How should you regard yourself as a childhood abuse victim? How should we as a society approach and deal with childhood abuse -- being as we seem to be doing a bad job in eliminating it? The Food Network's and New York's first lady Sandra Lee suggests a formula.


The Stanton Peele Addiction Website, April 20, 2011. This blog post also appeared on Stanton's Addiction in Society blog at

Overcoming Abuse: Sandra Lee's Semi-Homemade Recipe

One popular theory -- for example by Canadian best-selling psychiatrist, Gabor Mate -- is that all cases of addiction are due to childhood abuse.

Although Mate is not a traditional disease theorist, in many ways his model of addiction rivals the determinism, pessimism and disempowerment of the original version -- once you are abused, you are stained for life, the scarlet letter "A" engraved deep within you.

Of course, the question is, are people inevitably and permanently scarred by childhood abuse? The answer: not often. Or, the issue of how permanently children are damaged has at least as much to do with their experiences concurrent to and following the abuse. (Please, I am not recommending that children be abused, but only stating that they survive more often than not, and often flourish despite it.)

Here's a case at hand -- as revealed in Vogue's article on Sandra Lee, the long-term girlfriend of newly elected New York governor Andrew Cuomo, and the domestic diva who has written nearly two-dozen books and who stars on the Food Network as a woman who brings haute cuisine within reach of ordinary women and men. Lee popularized the concept of "semi-homemade" - that is, use of prepackaged ingredients in higher-end recipes.

Here is Lee's background - she was abandoned by her teen-age addicted mother at a young age. But that's not the bad part. The bad part is when her mother reclaimed her from Lee's beloved grandmother, after which she was regularly abused by her mother and stepfather.

Because her new home was a disorganized, impoverished mess, Lee became responsible for the care and feeding of her four younger siblings+. Given this job, she strived to be creative and healthy on a very limited budget. Lee then attended a culinary institute, where she mastered fine cooking. But she coalesced this experience with her childhood one of making due with sparse and basic ingredients. Voila - semi-homemade!

At the same time, Lee describes how she has accommodated her career to be with her boyfriend and help him to raise his three daughters - with whom she reportedly has a good relationship. That is, she maintains her vast business empire while making time for family, including the role of first lady of New York.  In this role, she has taken as her special province fighting childhood hunger. (Get the connection?)

Lee has a formula in her business -- people like formulas. Her semi-homemade mantra is "70% ready-made and 30% fresh products." This seems to be something many people can accomplish, to judge from Lee's astronomical success, and thus they can feel more in control of their food intake and feeding their families.

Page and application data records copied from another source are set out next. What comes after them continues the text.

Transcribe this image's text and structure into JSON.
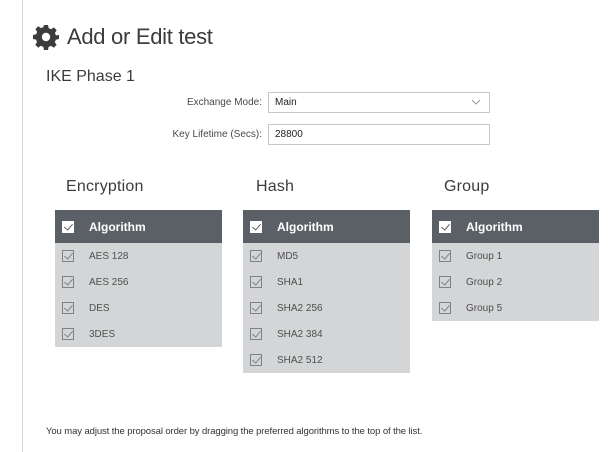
{
  "page": {
    "title": "Add or Edit test",
    "section_title": "IKE Phase 1",
    "footer_note": "You may adjust the proposal order by dragging the preferred algorithms to the top of the list."
  },
  "fields": {
    "exchange_mode_label": "Exchange Mode:",
    "exchange_mode_value": "Main",
    "key_lifetime_label": "Key Lifetime (Secs):",
    "key_lifetime_value": "28800"
  },
  "groups": {
    "encryption": {
      "heading": "Encryption",
      "column_header": "Algorithm",
      "items": [
        "AES 128",
        "AES 256",
        "DES",
        "3DES"
      ]
    },
    "hash": {
      "heading": "Hash",
      "column_header": "Algorithm",
      "items": [
        "MD5",
        "SHA1",
        "SHA2 256",
        "SHA2 384",
        "SHA2 512"
      ]
    },
    "group": {
      "heading": "Group",
      "column_header": "Algorithm",
      "items": [
        "Group 1",
        "Group 2",
        "Group 5"
      ]
    }
  },
  "icons": {
    "title": "gear-icon",
    "dropdown": "chevron-down-icon",
    "checkbox": "checkbox-checked-icon"
  },
  "colors": {
    "table_header_bg": "#5b6066",
    "table_body_bg": "#d3d5d7",
    "heading_text": "#3c3c3c"
  }
}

But I wonder what Lee's formula for overcoming abuse would be? I haven't read her ideas on the subject, so here is my extrapolation based on her life.  Since she doesn't describe any particular therapy, or that she self-identifies as an abuse victim, I call this formula "semi-homemade."

  1. Seek to escape the abuse internally and, when you are able, externally. Or, if you are an outside observer, assist a child to do these things, perhaps making yourself a bridge out of abuse.
  2. Celebrate your resilience. You didn't seek to be placed under such duress -- but, by God, you've survived it! What a strong and admirable person you are!
  3. Always return to your self-reliance and self-efficacy. Knowing that you could survive the worst experiences a child can have means that the rest of your life will, in some sense, be easier - you know that you can handle whatever comes your way.
  4. Help other people to do the same, rather than to lament their destinies.
  5. Nobody's perfect. Okay -- following the admiring Vogue article, New York Magazine also published one portraying Lee as a driven control-freak* and a home wrecker (not Cuomo - a previous married boyfriend).

At the same time, the two articles make Lee seem remarkably unprententious and accessible -- at one point she laughingly lifts her sweater unselfconsciously to reveal a bit of a bump on her smooth waistline (Lee is in her forties).  Lee can be very emotional about her childhood, quickly dissolving into tears when discussing the topic, despite her steely business demeanor.

We all -- abused or not -- carry our burdens and peculiarities with us. The goal is to mold these into a life, a career, a family, a sense of self and of satisfaction.


+ Lee continues, by all accounts, to be a generous and supportive sister.

* In one such negative instance portrayed in the magazine, Lee strong-arms a Tyson Corp. representative into donating more food to food banks. My reactions were (a) I should feel sorry for Tyson? (b) better that she was a Republican who doesn't give a shit about hungry people?